Ted Simons: We're looking at some of the folks from the Arizona fair, engineering fair. This is the big kahuna here. The idea of competing, does that spur you on in any way?
Sarah Sakha: It does, of course it's very intimidating with such formidable judges, and so many projects, so many students. But I think the experience of just being to learn from people with -- Like last year's winner, that's just where science lies today.
Ted Simons: But again, it seems like if you were just -- You do care about winning, right? You are gung ho --
Sarah Sakha: yeah. [laughter]
Ted Simons: I want to make sure.
Sarah Sakha: Definitely.
Ted Simons: And where do you plan to go on this? Do you plan to -- You mentioned social issues and science together. Where do you plan -- What's next for you?
Sarah Sakha: At this point it presents a viable food product, so I may try to explore the marketability as the product. But scientifically, doing more research on the potential of the come pounds within the spices. And refining the product itself.
Ted Simons: As far as college is concerned, you've got some places in mind?
Sarah Sakha: I do. I'm a junior so I have a little time, but yes.
Ted Simons: Arizona state is not too far away now. As far as the competition is concerned, again, where, when, and for folks watching this that they may not be able to be a judge, and they may not be able to take part, but they're fascinated by these kids doing these great things, how can they come and watch and be witness to all this?
Renee Levin: I hope they will realize there will be 1500 kids as smart as Sarah at this competition. On Thursday, it's the public day, and it's open, and it's free. So bring your families, bring your students, if you have a school, bring them down and just check out these amazing projects. The students will be there, I believe from 10 a.m. to 2 p.m., so you can meet with the students. But really, if you go on the website you can see the wide variety of people that we need.
Ted Simons: Give us that website address.
Renee Levin: WWW.societyforscience.org.
Ted Simons: I think we got it right up there. That's Intel --
Renee Levin: Intel iCEF 2103 .
Ted Simons: That's exactly what it is. And the dates again?

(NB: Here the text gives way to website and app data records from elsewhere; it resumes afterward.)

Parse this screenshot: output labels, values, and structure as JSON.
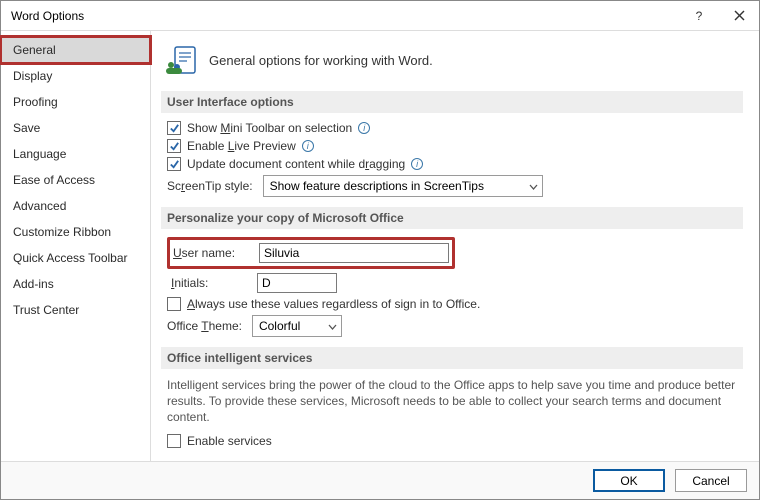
{
  "window": {
    "title": "Word Options"
  },
  "sidebar": {
    "items": [
      {
        "label": "General"
      },
      {
        "label": "Display"
      },
      {
        "label": "Proofing"
      },
      {
        "label": "Save"
      },
      {
        "label": "Language"
      },
      {
        "label": "Ease of Access"
      },
      {
        "label": "Advanced"
      },
      {
        "label": "Customize Ribbon"
      },
      {
        "label": "Quick Access Toolbar"
      },
      {
        "label": "Add-ins"
      },
      {
        "label": "Trust Center"
      }
    ]
  },
  "intro": {
    "text": "General options for working with Word."
  },
  "ui_section": {
    "title": "User Interface options",
    "mini_toolbar": {
      "pre": "Show ",
      "u": "M",
      "post": "ini Toolbar on selection"
    },
    "live_preview": {
      "pre": "Enable ",
      "u": "L",
      "post": "ive Preview"
    },
    "drag_update": {
      "pre": "Update document content while d",
      "u": "r",
      "post": "agging"
    },
    "screentip_label": {
      "pre": "Sc",
      "u": "r",
      "post": "eenTip style:"
    },
    "screentip_value": "Show feature descriptions in ScreenTips"
  },
  "personalize_section": {
    "title": "Personalize your copy of Microsoft Office",
    "username_label": {
      "u": "U",
      "post": "ser name:"
    },
    "username_value": "Siluvia",
    "initials_label": {
      "u": "I",
      "post": "nitials:"
    },
    "initials_value": "D",
    "always_use": {
      "u": "A",
      "post": "lways use these values regardless of sign in to Office."
    },
    "theme_label": {
      "pre": "Office ",
      "u": "T",
      "post": "heme:"
    },
    "theme_value": "Colorful"
  },
  "intel_section": {
    "title": "Office intelligent services",
    "blurb": "Intelligent services bring the power of the cloud to the Office apps to help save you time and produce better results. To provide these services, Microsoft needs to be able to collect your search terms and document content.",
    "enable_services": "Enable services"
  },
  "footer": {
    "ok": "OK",
    "cancel": "Cancel"
  }
}
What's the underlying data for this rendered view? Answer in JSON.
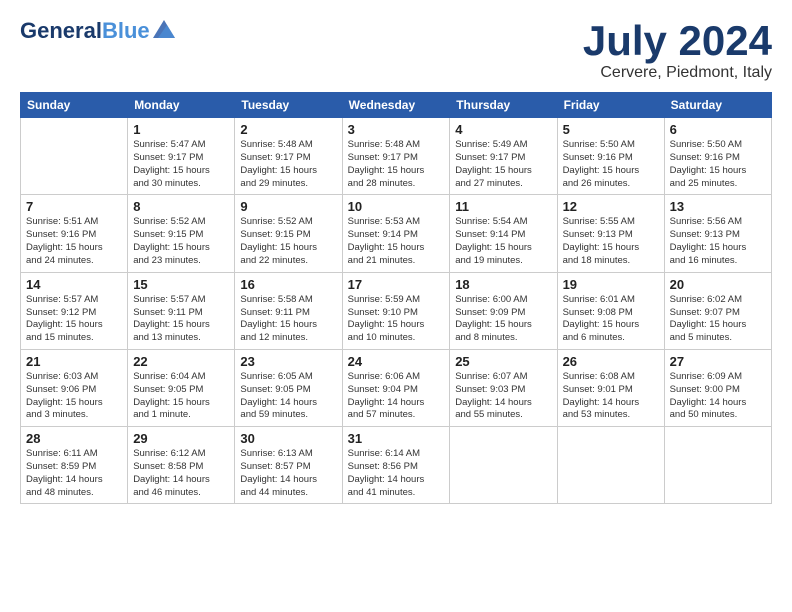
{
  "header": {
    "logo_general": "General",
    "logo_blue": "Blue",
    "month": "July 2024",
    "location": "Cervere, Piedmont, Italy"
  },
  "columns": [
    "Sunday",
    "Monday",
    "Tuesday",
    "Wednesday",
    "Thursday",
    "Friday",
    "Saturday"
  ],
  "weeks": [
    [
      {
        "day": "",
        "info": ""
      },
      {
        "day": "1",
        "info": "Sunrise: 5:47 AM\nSunset: 9:17 PM\nDaylight: 15 hours\nand 30 minutes."
      },
      {
        "day": "2",
        "info": "Sunrise: 5:48 AM\nSunset: 9:17 PM\nDaylight: 15 hours\nand 29 minutes."
      },
      {
        "day": "3",
        "info": "Sunrise: 5:48 AM\nSunset: 9:17 PM\nDaylight: 15 hours\nand 28 minutes."
      },
      {
        "day": "4",
        "info": "Sunrise: 5:49 AM\nSunset: 9:17 PM\nDaylight: 15 hours\nand 27 minutes."
      },
      {
        "day": "5",
        "info": "Sunrise: 5:50 AM\nSunset: 9:16 PM\nDaylight: 15 hours\nand 26 minutes."
      },
      {
        "day": "6",
        "info": "Sunrise: 5:50 AM\nSunset: 9:16 PM\nDaylight: 15 hours\nand 25 minutes."
      }
    ],
    [
      {
        "day": "7",
        "info": "Sunrise: 5:51 AM\nSunset: 9:16 PM\nDaylight: 15 hours\nand 24 minutes."
      },
      {
        "day": "8",
        "info": "Sunrise: 5:52 AM\nSunset: 9:15 PM\nDaylight: 15 hours\nand 23 minutes."
      },
      {
        "day": "9",
        "info": "Sunrise: 5:52 AM\nSunset: 9:15 PM\nDaylight: 15 hours\nand 22 minutes."
      },
      {
        "day": "10",
        "info": "Sunrise: 5:53 AM\nSunset: 9:14 PM\nDaylight: 15 hours\nand 21 minutes."
      },
      {
        "day": "11",
        "info": "Sunrise: 5:54 AM\nSunset: 9:14 PM\nDaylight: 15 hours\nand 19 minutes."
      },
      {
        "day": "12",
        "info": "Sunrise: 5:55 AM\nSunset: 9:13 PM\nDaylight: 15 hours\nand 18 minutes."
      },
      {
        "day": "13",
        "info": "Sunrise: 5:56 AM\nSunset: 9:13 PM\nDaylight: 15 hours\nand 16 minutes."
      }
    ],
    [
      {
        "day": "14",
        "info": "Sunrise: 5:57 AM\nSunset: 9:12 PM\nDaylight: 15 hours\nand 15 minutes."
      },
      {
        "day": "15",
        "info": "Sunrise: 5:57 AM\nSunset: 9:11 PM\nDaylight: 15 hours\nand 13 minutes."
      },
      {
        "day": "16",
        "info": "Sunrise: 5:58 AM\nSunset: 9:11 PM\nDaylight: 15 hours\nand 12 minutes."
      },
      {
        "day": "17",
        "info": "Sunrise: 5:59 AM\nSunset: 9:10 PM\nDaylight: 15 hours\nand 10 minutes."
      },
      {
        "day": "18",
        "info": "Sunrise: 6:00 AM\nSunset: 9:09 PM\nDaylight: 15 hours\nand 8 minutes."
      },
      {
        "day": "19",
        "info": "Sunrise: 6:01 AM\nSunset: 9:08 PM\nDaylight: 15 hours\nand 6 minutes."
      },
      {
        "day": "20",
        "info": "Sunrise: 6:02 AM\nSunset: 9:07 PM\nDaylight: 15 hours\nand 5 minutes."
      }
    ],
    [
      {
        "day": "21",
        "info": "Sunrise: 6:03 AM\nSunset: 9:06 PM\nDaylight: 15 hours\nand 3 minutes."
      },
      {
        "day": "22",
        "info": "Sunrise: 6:04 AM\nSunset: 9:05 PM\nDaylight: 15 hours\nand 1 minute."
      },
      {
        "day": "23",
        "info": "Sunrise: 6:05 AM\nSunset: 9:05 PM\nDaylight: 14 hours\nand 59 minutes."
      },
      {
        "day": "24",
        "info": "Sunrise: 6:06 AM\nSunset: 9:04 PM\nDaylight: 14 hours\nand 57 minutes."
      },
      {
        "day": "25",
        "info": "Sunrise: 6:07 AM\nSunset: 9:03 PM\nDaylight: 14 hours\nand 55 minutes."
      },
      {
        "day": "26",
        "info": "Sunrise: 6:08 AM\nSunset: 9:01 PM\nDaylight: 14 hours\nand 53 minutes."
      },
      {
        "day": "27",
        "info": "Sunrise: 6:09 AM\nSunset: 9:00 PM\nDaylight: 14 hours\nand 50 minutes."
      }
    ],
    [
      {
        "day": "28",
        "info": "Sunrise: 6:11 AM\nSunset: 8:59 PM\nDaylight: 14 hours\nand 48 minutes."
      },
      {
        "day": "29",
        "info": "Sunrise: 6:12 AM\nSunset: 8:58 PM\nDaylight: 14 hours\nand 46 minutes."
      },
      {
        "day": "30",
        "info": "Sunrise: 6:13 AM\nSunset: 8:57 PM\nDaylight: 14 hours\nand 44 minutes."
      },
      {
        "day": "31",
        "info": "Sunrise: 6:14 AM\nSunset: 8:56 PM\nDaylight: 14 hours\nand 41 minutes."
      },
      {
        "day": "",
        "info": ""
      },
      {
        "day": "",
        "info": ""
      },
      {
        "day": "",
        "info": ""
      }
    ]
  ]
}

Ted Simons: Very good. Good to have you both here and good luck in the competition.
Sarah Sakha: Renee Levin: Thank you
Renee Levin:Community Engagement Manager, Intel; Sarah Sakha:Student, Xavier High School;